n my opinion, being a catcher is the most fun position you can have (yes, even better than being a pitcher!)
So than how come there are so few youngsters willing to be catchers in youth baseball/softball? I think it all boils down to their fears about getting hurt.
To help them overcome such fears, I am going to outline the types of catcher’s equipment and recommend
Whether you purchase catcher’s equipment as a kit or individually, you will need to ensure that each component’s fit and finish.
Catcher’s Protection Equipment
- Throat Protector
- Chest Protector
- Shin guards
- Groin flap (baseball only, removable, optional)
- Forearm protectors
Head Protection (i.e. Helmet)
When it comes to catcher’s head protection, there are two mains options:
- the traditional two-piece mask (i.e. skull cap + face mask)
- the hockey-style helmet
Each design comes with its own pros and cons that a player must take into consideration. For most youth baseball or softball players, the consensus is that more protection is better.
Catcher Chest Protector

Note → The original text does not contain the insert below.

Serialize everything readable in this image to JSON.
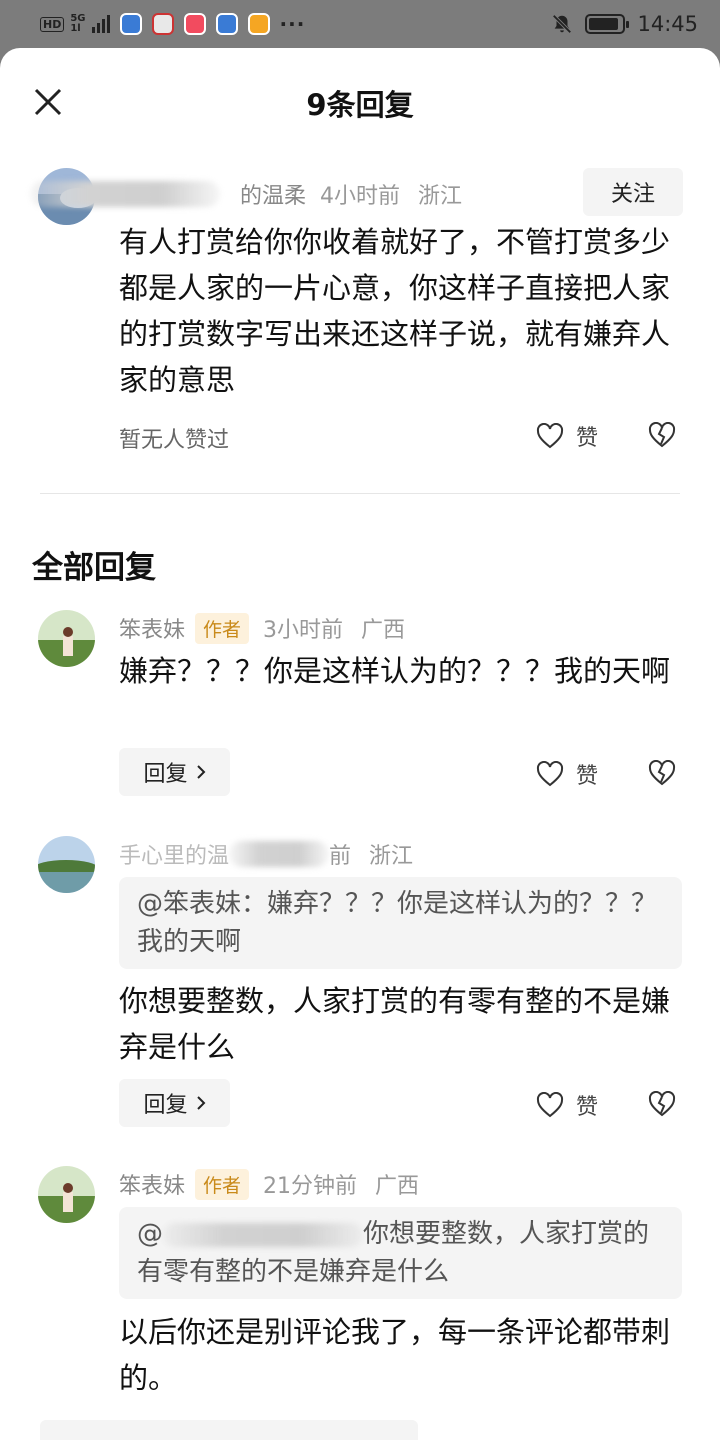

- For chest protector, measure from the top of the collar bone (just below the neck line) to the waist. This will ensure the proper length for complete protection.
- When a catcher crouches down, the chest protector will naturally “ride up” so you do not want to measure from neck to waist because doing so will end up choking the catcher